NHL may have to buy, sell and move Coyotes
PHOENIX (AP) -- If the NHL is successful in buying the Phoenix Coyotes in U.S. Bankruptcy Court, the league plans to quickly engage in talks over a new lease agreement with the city of Glendale.
If no deal is forthcoming, the NHL says it would be forced to turn to a buyer to move the team elsewhere.
"I think we've got to get the lease situation resolved or not by the end of this calendar year," NHL deputy commissioner Bill Daly said on Thursday.
No new lease could mean a lame-duck season in Glendale while plans are made to relocate the franchise.
"That's always a possibility. We're hoping that's not the case," Daly said in a telephone interview with The Associated Press. "Our first priority is to find a local purchaser because we think this team belongs in Phoenix."
The lack of a new lease with Glendale prompted the NHL to take the unusual move this week of submitting a bid to purchase the franchise. The league acted while its preferred purchaser, a group headed by Chicago sports entrepreneur Jerry Reinsdorf, pulled out because it had been unable to reach a deal with Glendale by Tuesday's court-imposed deadline for submitting a firm offer.
Ice Edge Holdings, a group of Canadian and American investors, submitted a bid, but it's contingent on reaching an agreement with Glendale, something Ice Edge CEO Anthony LeBlanc says must happen by the end of next week.
"The risk is if we don't finalize a deal with the city we simply can't move forward with the auction," LeBlanc said.
The franchise is scheduled to be sold at auction on Sept. 10.
The NHL bid would assume the existing lease agreement but only through the coming season.
"We felt at this point the best thing for the franchise was to put in our own bid, which doesn't contain any contingencies," Daly said.
The NHL plans to resell the team outside of the encumbrances of bankruptcy court. Could that buyer be Reinsdorf?
"I wouldn't rule anybody out," Daly said.
Daly placed much of the blame for a lack of local bidders on Coyotes owner Jerry Moyes and Canadian billionaire Jim Balsillie, saying the two "have taken every opportunity to make it as difficult as possible" for potential buyers who would keep the franchise in Arizona.

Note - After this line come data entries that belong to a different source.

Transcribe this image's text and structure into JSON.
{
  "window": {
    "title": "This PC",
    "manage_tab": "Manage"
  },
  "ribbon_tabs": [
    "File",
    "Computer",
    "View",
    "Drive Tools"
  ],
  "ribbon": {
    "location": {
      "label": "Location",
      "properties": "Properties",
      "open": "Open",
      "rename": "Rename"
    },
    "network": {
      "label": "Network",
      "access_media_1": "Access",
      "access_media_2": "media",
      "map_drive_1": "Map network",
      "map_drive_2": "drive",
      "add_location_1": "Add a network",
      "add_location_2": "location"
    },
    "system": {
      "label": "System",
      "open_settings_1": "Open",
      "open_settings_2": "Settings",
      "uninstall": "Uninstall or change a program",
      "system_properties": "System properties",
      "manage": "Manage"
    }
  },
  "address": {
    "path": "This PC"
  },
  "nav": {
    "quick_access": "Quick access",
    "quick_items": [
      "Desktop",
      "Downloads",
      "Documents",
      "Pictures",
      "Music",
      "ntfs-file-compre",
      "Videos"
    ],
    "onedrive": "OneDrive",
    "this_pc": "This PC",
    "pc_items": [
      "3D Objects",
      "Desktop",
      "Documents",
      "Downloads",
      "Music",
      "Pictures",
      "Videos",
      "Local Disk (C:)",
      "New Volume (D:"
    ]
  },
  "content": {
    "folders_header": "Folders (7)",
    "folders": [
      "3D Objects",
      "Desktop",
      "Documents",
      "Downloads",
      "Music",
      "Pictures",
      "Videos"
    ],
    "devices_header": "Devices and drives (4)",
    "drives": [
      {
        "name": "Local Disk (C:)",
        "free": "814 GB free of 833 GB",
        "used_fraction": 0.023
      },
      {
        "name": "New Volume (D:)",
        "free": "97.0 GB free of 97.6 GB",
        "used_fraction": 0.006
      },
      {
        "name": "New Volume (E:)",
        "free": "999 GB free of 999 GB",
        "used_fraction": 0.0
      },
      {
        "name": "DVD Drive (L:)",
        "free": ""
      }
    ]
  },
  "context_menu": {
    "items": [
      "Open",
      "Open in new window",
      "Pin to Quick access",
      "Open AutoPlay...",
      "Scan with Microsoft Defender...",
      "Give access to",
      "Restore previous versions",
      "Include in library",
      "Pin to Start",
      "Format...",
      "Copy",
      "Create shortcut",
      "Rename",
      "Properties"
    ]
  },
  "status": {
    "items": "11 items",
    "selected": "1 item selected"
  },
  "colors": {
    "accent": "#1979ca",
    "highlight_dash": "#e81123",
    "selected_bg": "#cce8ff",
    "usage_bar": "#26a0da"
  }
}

The franchise's value has been eroded by the bankruptcy process, Daly said.
"I think to a certain extent the Moyes and the Balsillie parties have intentionally tried to damage the club to make it less attractive to the local purchasers," Daly said.
Moyes took the team into Chapter 11 bankruptcy, to the surprise of the NHL, on May 5, with a plan to sell it to Balsillie for $212.5 million, on the condition the franchise be moved to Hamilton, Ontario.
The NHL has fought the move from the start, contending the filing was unnecessary and is a scheme to sidestep the normal transfer of ownership and relocation process. The league's board of governors rejected Balsillie as a potential Coyotes owner by a 26-0 vote.
The case should come to a head next Wednesday, when arguments are scheduled on Balsillie's request that Judge Redfield T. Baum overrule the NHL vote and approve relocating the team in Hamilton. The NHL refuses to consider relocation, saying the issue is moot because Balsillie has been rejected as an owner.
If Baum rules in Balsillie's favor, Daly said, the NHL will immediately appeal and seek a stay to halt the sale.
"We're willing to go to the wall to defend those principles," Daly said.
Moyes, who says he loaned the team $300 million, would recoup $104 million under the Balsillie deal. He would get nothing under the NHL and Ice Edge bids, which contend the lost money is equity, not a debt.
LeBlanc said his group is committed to keep the team in Glendale, to the point that Ice Edge is not seeking an "out clause" from the city. He said the plan to play five regular season games in Saskatoon is only to increase revenue while efforts are made to "re-brand" the team in Phoenix. He said Ice Edge has decided against an earlier idea, mistakenly included in the bid, to play some potential playoff games in Saskatoon.
"We think we've got the best possible bid from everything we've seen," LeBlanc said. "We think we've got a good, solid bid in terms of what we're offering creditors."
LeBlanc was a top executive of Research in Motion for nine years. Balsillie is co-CEO at RIM but has nothing to do with Ice Edge, LeBlanc said.
The NHL finds itself in the position of supporting Ice Edge and competing against it.
"It is kind of an odd dynamic," Daly said. "Having said that, we've not been shy about supporting local ownership."
Daly said he would give Ice Edge "full marks for all they've done in a very short time."
The NHL board of governors has not voted on Ice Edge's application to own the Coyotes but is expected to do so before the Sept. 10 auction, Daly said.
Ice Edge also must work out details of its agreement in principle to pay the debt owed by the Coyotes to the NHL and the $80 million due SOF Investments, the franchise's largest secured creditor.